Also the juvenilia are under-appreciated. "Love and Freindship" and "The History of England" would be enough to make the reputation of a minor writer; I think of Joe Orton as a Jane Austen who never grew up.

sb said...

Nice analysis! If you haven't seen it, I would strongly recommend the BBC miniseries of P&P. The argument between Elizabeth and Lady CdB is a treat; so is the part where Lizzy confronts Wickham after his marriage.

Szerelem said...

It's all because of that BBC series I tell you.

DoZ said...

Szerelem - couldn't agree more with you. As much as I like that old series, it is the root cause of evil - we'd have never known Bridget Jones otherwise, or more importantly Colin Firth, who's made a career out of playing Darcy...

Falstaff - No wonder Austen appeals - it's not the romance, but the sheer level-headedness of her heroines, which makes Austen's novels such fun - they allow you to day dream, but fool you into thinking that by taking the right risks, you too can have Pemberly. If you can't win the likes of Pemblerly, never fear - even ending up with a Col Brandon is a pefectly workable solution.
And yes, the scene between Elizabeth & Darcy's aunt is one of my favorites too.

Falstaff said...

aishwarya: Ah, one more reason to be thankful for not studying English at DU.

cat: How do I love Austen? Let me count the ways. Agree that there's a lot more to Austen than I give her credit for here - I wasn't trying to provide a comprehensive list of reasons to love her work - that would take too long.

sb: I think I'll stick to the book, thanks.

szerelem: if you say so.

doz: True. Though it's interesting how no one ever imagines themselves as Lydia - people do end up married to the Wickham's of the world, you know.

Swathi said...
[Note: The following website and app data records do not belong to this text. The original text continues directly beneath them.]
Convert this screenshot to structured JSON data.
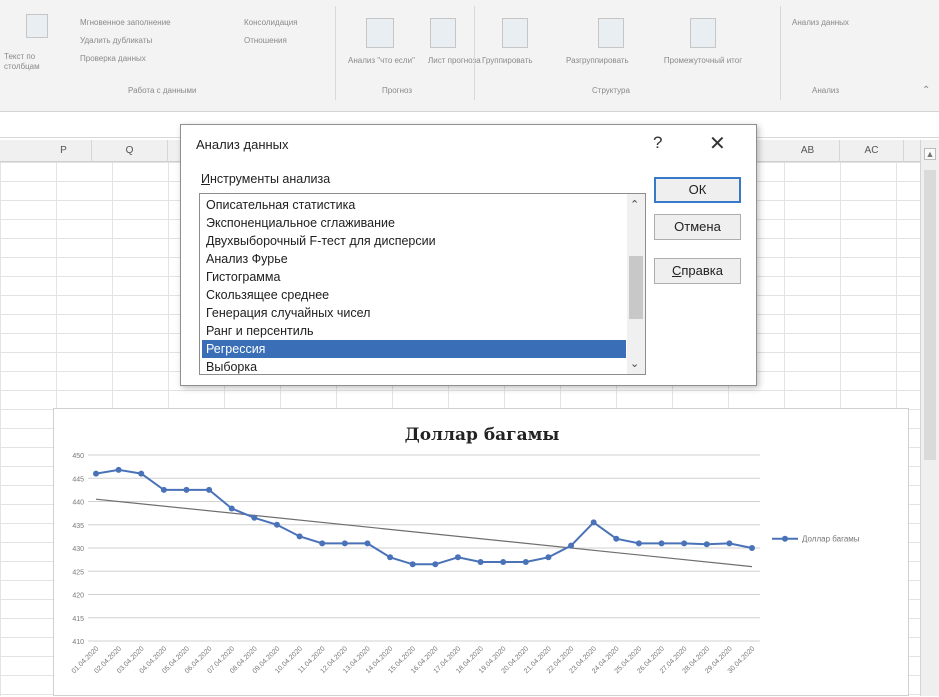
{
  "ribbon": {
    "groups": [
      {
        "label": "Работа с данными",
        "items": [
          "Текст по столбцам",
          "Мгновенное заполнение",
          "Удалить дубликаты",
          "Проверка данных",
          "Консолидация",
          "Отношения"
        ]
      },
      {
        "label": "Прогноз",
        "items": [
          "Анализ \"что если\"",
          "Лист прогноза"
        ]
      },
      {
        "label": "Структура",
        "items": [
          "Группировать",
          "Разгруппировать",
          "Промежуточный итог"
        ]
      },
      {
        "label": "Анализ",
        "items": [
          "Анализ данных"
        ]
      }
    ]
  },
  "columns": [
    "P",
    "Q",
    "AB",
    "AC"
  ],
  "dialog": {
    "title": "Анализ данных",
    "help_glyph": "?",
    "close_glyph": "✕",
    "tools_label_underlined": "И",
    "tools_label_rest": "нструменты анализа",
    "items": [
      "Описательная статистика",
      "Экспоненциальное сглаживание",
      "Двухвыборочный F-тест для дисперсии",
      "Анализ Фурье",
      "Гистограмма",
      "Скользящее среднее",
      "Генерация случайных чисел",
      "Ранг и персентиль",
      "Регрессия",
      "Выборка"
    ],
    "selected_index": 8,
    "ok_label": "ОК",
    "cancel_label": "Отмена",
    "help_label_underlined": "С",
    "help_label_rest": "правка"
  },
  "chart_data": {
    "type": "line",
    "title": "Доллар багамы",
    "ylim": [
      410,
      450
    ],
    "yticks": [
      "410",
      "415",
      "420",
      "425",
      "430",
      "435",
      "440",
      "445",
      "450"
    ],
    "categories": [
      "01.04.2020",
      "02.04.2020",
      "03.04.2020",
      "04.04.2020",
      "05.04.2020",
      "06.04.2020",
      "07.04.2020",
      "08.04.2020",
      "09.04.2020",
      "10.04.2020",
      "11.04.2020",
      "12.04.2020",
      "13.04.2020",
      "14.04.2020",
      "15.04.2020",
      "16.04.2020",
      "17.04.2020",
      "18.04.2020",
      "19.04.2020",
      "20.04.2020",
      "21.04.2020",
      "22.04.2020",
      "23.04.2020",
      "24.04.2020",
      "25.04.2020",
      "26.04.2020",
      "27.04.2020",
      "28.04.2020",
      "29.04.2020",
      "30.04.2020"
    ],
    "series": [
      {
        "name": "Доллар багамы",
        "values": [
          446,
          446.8,
          446,
          442.5,
          442.5,
          442.5,
          438.5,
          436.5,
          435,
          432.5,
          431,
          431,
          431,
          428,
          426.5,
          426.5,
          428,
          427,
          427,
          427,
          428,
          430.5,
          435.5,
          432,
          431,
          431,
          431,
          430.8,
          431,
          430
        ]
      }
    ],
    "trendline": {
      "start": 440.5,
      "end": 426
    },
    "grid": true,
    "legend": "right",
    "colors": {
      "series": "#4a72b8",
      "trend": "#6e6e6e"
    }
  }
}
give me Sense and Sensibility to PnP anyday.
The tactful mix of Elinor's prudence over Marianne's passion and of course Willoughby is the gold-digger in question here.

Spunky Monkey said...

If Jane Austen existed in today's times, she would have a different name.
She would be called Candace Bushnell.